The results of this study demonstrate an independent effect of VAT on all-cause mortality rates in a sample of white men and women. The magnitude of the association after adjustment for SAT (HR=1.72; 1.20–2.47) is similar to that obtained by Kuk et al.7 (RR=1.93; 1.15–3.23) in men, and McNeely et al.8 (HR=1.47 (1.14–1.89) in Japanese Americans. All three studies have demonstrated that the association between VAT and mortality is independent of several covariates. Among Japanese Americans, the association between VAT and mortality was reduced somewhat after adjustment for body mass index (RR=1.34 (0.99–1.82); however, in this study, the inclusion of body mass index as an additional covariate in Model 2 did not reduce the strength of the association (HR=1.66; 1.07–2.57). These human studies are supported by research that shows that the surgical removal of VAT in rats results in higher mean and maximum lifespan, compared with ad libitum fed rats.12
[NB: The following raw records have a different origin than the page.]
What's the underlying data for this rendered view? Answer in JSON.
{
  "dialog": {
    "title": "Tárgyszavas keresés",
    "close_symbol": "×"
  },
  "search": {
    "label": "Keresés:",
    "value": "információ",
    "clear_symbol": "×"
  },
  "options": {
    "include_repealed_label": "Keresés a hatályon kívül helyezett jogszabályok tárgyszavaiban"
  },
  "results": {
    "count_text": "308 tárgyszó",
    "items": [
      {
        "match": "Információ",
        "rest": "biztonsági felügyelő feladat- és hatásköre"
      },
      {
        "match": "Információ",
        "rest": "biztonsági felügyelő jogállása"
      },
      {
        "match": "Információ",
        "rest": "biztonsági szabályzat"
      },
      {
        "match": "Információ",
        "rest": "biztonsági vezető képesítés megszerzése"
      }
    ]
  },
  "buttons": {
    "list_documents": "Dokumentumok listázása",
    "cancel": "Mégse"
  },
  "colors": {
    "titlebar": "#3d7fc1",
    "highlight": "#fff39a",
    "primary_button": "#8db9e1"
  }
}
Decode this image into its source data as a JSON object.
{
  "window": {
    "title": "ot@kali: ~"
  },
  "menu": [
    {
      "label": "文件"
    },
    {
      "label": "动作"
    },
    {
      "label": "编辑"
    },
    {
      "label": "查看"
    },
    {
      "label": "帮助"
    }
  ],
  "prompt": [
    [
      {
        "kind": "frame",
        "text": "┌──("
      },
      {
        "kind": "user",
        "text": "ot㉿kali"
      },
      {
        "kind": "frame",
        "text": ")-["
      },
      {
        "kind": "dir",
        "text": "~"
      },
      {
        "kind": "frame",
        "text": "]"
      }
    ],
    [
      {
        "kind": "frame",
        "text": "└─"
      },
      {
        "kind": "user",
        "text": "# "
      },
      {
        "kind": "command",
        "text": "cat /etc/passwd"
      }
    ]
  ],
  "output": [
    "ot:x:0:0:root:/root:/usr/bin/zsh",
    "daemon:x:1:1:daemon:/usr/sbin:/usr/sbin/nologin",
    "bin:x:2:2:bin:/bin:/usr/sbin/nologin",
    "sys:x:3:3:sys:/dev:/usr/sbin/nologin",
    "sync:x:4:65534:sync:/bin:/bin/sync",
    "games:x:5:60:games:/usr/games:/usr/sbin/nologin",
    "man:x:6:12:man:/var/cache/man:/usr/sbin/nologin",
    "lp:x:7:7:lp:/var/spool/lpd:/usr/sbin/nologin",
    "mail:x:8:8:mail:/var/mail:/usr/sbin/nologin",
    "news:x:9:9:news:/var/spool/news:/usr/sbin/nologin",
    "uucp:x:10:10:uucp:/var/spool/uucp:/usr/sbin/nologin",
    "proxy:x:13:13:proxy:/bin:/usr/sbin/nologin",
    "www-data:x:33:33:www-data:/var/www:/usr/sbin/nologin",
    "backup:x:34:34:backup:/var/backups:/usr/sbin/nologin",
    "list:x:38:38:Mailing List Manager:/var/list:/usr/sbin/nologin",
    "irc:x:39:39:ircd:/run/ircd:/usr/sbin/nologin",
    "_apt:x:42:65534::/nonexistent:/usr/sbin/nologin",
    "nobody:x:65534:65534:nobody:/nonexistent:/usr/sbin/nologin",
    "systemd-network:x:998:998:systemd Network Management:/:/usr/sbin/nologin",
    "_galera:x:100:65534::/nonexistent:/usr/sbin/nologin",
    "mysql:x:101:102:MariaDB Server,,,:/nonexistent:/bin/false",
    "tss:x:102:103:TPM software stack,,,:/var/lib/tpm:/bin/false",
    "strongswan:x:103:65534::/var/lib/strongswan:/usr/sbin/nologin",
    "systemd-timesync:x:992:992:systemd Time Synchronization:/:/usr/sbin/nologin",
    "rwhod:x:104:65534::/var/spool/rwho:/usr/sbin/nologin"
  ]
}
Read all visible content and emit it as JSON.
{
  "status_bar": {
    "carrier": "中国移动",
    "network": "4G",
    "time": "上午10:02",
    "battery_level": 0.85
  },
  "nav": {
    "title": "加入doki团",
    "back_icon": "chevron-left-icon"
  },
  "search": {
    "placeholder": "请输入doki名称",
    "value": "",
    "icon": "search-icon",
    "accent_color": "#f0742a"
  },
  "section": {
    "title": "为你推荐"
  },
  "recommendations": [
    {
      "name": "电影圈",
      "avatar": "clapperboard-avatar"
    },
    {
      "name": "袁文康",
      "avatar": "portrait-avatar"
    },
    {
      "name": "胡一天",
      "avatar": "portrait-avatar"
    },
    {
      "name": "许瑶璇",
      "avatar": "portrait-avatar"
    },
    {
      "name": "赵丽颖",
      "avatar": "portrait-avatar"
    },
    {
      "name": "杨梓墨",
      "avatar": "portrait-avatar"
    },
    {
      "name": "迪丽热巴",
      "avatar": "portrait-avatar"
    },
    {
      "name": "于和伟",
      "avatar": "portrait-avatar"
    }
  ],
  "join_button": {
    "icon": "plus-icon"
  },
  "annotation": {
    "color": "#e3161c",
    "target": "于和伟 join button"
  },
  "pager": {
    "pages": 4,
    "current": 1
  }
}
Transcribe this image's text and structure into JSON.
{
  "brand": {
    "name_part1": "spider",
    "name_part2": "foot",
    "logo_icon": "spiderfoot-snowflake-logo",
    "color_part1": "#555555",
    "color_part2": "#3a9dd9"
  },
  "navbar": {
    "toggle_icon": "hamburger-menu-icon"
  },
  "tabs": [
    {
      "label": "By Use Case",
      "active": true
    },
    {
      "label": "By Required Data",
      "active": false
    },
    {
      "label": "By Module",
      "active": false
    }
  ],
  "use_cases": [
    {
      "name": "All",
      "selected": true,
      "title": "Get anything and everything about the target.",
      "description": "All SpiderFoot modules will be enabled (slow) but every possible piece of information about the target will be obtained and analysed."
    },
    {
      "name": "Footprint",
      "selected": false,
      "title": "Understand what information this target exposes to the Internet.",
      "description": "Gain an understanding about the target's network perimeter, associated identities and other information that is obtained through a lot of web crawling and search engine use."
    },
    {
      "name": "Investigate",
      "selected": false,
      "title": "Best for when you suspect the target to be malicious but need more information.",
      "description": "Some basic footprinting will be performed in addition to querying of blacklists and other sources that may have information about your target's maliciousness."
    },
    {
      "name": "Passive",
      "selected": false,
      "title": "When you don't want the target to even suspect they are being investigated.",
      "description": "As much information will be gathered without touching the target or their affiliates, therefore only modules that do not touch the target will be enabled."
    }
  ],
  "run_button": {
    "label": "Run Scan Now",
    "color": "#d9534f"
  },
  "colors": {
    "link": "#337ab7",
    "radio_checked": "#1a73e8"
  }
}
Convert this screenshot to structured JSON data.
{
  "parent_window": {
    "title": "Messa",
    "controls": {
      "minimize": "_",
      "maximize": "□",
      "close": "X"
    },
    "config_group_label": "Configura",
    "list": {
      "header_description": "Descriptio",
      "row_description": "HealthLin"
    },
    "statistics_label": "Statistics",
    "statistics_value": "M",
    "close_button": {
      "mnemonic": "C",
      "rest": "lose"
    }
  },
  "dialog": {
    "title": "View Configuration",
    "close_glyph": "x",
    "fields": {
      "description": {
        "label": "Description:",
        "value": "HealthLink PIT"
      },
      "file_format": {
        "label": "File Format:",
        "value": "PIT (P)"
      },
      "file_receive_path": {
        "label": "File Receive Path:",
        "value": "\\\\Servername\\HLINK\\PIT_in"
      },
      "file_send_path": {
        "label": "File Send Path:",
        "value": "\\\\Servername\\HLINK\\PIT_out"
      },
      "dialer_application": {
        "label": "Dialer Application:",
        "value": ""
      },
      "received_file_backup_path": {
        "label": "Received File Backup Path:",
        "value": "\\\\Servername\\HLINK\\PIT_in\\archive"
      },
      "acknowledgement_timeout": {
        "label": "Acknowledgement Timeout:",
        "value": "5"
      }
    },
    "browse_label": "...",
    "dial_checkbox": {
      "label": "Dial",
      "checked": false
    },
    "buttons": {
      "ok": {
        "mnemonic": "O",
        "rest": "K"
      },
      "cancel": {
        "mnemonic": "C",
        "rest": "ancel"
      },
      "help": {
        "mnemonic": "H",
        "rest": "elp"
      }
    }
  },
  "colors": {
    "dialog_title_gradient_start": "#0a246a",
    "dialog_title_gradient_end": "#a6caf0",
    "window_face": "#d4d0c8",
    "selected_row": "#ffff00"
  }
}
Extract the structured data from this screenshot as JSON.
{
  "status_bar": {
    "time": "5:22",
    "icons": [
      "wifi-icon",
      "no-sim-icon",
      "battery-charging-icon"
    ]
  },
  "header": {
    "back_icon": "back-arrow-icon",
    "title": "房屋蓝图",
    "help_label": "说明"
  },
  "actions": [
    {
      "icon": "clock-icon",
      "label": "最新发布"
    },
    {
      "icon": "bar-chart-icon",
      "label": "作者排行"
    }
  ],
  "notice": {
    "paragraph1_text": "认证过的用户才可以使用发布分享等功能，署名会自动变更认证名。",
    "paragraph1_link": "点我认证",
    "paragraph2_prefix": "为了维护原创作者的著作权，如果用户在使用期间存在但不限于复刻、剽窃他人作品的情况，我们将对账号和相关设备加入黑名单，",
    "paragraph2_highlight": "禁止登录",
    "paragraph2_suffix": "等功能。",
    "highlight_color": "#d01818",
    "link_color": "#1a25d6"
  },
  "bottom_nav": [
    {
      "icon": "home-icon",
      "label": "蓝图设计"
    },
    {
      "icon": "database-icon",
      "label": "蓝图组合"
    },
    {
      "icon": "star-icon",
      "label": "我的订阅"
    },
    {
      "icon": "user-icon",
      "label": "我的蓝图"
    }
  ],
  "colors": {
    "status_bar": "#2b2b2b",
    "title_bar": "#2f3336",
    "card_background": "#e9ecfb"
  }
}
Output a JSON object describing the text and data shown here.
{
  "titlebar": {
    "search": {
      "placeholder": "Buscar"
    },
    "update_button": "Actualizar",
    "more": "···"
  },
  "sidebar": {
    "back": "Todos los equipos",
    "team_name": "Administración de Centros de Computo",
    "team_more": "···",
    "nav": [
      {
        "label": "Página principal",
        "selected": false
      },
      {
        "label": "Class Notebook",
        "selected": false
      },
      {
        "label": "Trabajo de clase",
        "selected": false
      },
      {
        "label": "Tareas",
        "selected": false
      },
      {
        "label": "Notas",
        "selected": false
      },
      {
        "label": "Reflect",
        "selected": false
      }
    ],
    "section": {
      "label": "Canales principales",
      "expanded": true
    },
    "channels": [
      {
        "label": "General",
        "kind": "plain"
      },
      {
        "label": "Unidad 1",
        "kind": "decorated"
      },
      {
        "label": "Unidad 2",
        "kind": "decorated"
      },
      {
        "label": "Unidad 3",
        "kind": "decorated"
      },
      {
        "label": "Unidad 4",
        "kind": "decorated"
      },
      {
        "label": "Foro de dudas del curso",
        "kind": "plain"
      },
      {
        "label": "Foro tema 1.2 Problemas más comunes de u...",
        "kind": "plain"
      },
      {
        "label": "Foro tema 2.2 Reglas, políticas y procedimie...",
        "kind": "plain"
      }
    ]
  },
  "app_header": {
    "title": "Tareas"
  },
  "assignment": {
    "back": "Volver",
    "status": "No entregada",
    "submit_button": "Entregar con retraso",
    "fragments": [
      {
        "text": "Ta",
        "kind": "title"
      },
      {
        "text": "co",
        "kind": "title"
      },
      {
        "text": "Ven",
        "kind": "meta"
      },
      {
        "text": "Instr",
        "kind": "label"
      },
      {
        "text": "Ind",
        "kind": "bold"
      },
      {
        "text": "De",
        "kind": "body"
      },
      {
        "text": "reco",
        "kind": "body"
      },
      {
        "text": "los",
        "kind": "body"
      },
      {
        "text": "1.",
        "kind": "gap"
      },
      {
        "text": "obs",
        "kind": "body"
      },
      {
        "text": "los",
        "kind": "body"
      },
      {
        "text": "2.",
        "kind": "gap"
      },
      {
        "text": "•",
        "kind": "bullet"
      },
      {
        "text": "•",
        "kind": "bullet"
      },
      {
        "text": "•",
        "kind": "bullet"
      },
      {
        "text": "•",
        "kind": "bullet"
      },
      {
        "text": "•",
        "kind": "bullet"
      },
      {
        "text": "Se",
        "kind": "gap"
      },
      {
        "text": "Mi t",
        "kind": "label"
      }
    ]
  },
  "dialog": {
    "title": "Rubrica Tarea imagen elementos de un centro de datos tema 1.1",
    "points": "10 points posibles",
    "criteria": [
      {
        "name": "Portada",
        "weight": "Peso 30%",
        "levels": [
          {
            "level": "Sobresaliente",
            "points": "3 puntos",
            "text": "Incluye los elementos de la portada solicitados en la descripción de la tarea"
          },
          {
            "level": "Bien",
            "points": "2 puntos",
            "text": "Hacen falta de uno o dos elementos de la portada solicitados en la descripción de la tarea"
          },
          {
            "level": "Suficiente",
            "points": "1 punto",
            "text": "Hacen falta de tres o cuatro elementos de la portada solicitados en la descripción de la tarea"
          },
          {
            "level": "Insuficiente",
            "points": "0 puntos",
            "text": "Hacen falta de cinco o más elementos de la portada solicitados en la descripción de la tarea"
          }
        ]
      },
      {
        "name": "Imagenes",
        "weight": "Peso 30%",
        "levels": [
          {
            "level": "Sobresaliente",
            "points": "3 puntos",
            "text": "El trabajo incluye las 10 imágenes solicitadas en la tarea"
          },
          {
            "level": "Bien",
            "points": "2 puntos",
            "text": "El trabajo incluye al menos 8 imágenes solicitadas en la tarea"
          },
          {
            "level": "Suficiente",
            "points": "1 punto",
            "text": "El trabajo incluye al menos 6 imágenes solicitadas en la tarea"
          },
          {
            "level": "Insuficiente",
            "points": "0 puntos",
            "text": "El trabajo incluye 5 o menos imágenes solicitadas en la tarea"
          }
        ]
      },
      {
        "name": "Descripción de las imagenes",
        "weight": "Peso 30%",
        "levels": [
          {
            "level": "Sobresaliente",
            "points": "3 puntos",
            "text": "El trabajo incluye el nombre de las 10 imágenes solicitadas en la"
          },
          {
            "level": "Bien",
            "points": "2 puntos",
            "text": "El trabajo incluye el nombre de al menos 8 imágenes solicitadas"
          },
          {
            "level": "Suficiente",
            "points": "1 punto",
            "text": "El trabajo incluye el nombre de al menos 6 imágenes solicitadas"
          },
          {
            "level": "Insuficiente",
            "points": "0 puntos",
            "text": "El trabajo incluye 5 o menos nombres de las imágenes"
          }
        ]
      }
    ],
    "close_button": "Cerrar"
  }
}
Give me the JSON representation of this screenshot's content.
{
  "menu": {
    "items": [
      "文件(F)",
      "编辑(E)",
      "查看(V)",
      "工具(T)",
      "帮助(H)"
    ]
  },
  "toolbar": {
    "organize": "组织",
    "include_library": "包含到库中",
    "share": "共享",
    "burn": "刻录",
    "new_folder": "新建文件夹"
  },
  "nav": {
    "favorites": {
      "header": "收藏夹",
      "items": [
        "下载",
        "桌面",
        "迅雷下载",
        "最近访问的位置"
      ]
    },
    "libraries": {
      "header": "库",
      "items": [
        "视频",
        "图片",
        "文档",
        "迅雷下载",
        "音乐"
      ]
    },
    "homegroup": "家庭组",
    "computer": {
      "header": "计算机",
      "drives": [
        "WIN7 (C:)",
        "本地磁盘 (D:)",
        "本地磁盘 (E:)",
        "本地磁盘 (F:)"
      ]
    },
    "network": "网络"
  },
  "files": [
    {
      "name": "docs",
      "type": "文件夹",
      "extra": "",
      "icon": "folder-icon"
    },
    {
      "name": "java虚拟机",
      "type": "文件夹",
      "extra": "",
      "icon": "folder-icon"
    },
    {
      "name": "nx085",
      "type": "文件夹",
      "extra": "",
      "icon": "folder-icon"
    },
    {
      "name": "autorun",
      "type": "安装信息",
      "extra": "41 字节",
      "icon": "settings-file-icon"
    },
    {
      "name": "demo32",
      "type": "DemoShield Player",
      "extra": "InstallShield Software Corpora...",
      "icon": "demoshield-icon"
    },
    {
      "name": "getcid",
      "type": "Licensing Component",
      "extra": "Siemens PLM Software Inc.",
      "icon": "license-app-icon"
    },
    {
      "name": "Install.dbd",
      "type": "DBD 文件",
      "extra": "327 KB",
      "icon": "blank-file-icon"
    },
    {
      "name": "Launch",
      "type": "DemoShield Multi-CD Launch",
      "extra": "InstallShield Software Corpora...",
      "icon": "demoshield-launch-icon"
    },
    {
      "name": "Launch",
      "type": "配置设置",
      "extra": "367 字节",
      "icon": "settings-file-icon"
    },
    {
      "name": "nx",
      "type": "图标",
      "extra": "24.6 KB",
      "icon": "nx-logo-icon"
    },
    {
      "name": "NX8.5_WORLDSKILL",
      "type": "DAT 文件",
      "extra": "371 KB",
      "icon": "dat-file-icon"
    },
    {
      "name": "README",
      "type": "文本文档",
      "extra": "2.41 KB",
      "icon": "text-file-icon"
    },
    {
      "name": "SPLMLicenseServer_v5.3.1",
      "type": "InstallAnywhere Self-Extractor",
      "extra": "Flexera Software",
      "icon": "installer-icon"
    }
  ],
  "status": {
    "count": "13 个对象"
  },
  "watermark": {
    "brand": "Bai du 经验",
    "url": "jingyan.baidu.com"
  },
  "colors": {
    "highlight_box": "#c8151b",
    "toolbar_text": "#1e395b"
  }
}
These results support the use of VAT as a primary target for obesity-reduction strategies. Lifestyle-based interventions such as diet and physical activity have been shown to significantly reduce VAT even in the absence of weight loss.13 VAT is currently not routinely measured in clinical practice, in part due to the requirement of magnetic resonance imaging or CT. However, recent technological advances may allow for the quantification of VAT using other modalities such as dual-energy X-ray absorptiometry.14
The strengths of this study include the precise measurement of VAT and SAT using CT, the prospective research design and the ascertainment of mortality through the National Death Index. However, the small sample size and non-representativeness of the sample limit the generalizability of the results. Although we were able to control for self-reported physical activity and alcohol intake, we did not have a measure of overall dietary intake. Future studies should seek to replicate these results using larger, more representative samples of the population.
In conclusion, this study has demonstrated a significant positive association between VAT and all-cause mortality in this sample of white adults. The assessment of VAT should be a priority for the clinical assessment of obesity and related comorbidities.
We gratefully acknowledge the contributions of the many clinical scientists and staff of the Pennington Biomedical Research Center who have contributed data to the PCLS. PK is supported, in part, by the Louisiana Public Facilities Authority Endowed Chair in Nutrition and CB is funded, in part, by the John W Barton, Sr Endowed Chair in Genetics and Nutrition. This work was partially supported by a NORC Center grant no. 2P30-DK072476-06 entitled ‘Nutritional Programming: Environmental and Molecular Interactions' sponsored by NIDDK. The PCLS is registered at ClinicalTrials.gov (identifier NCT00959270).
The authors declare no conflict of interest.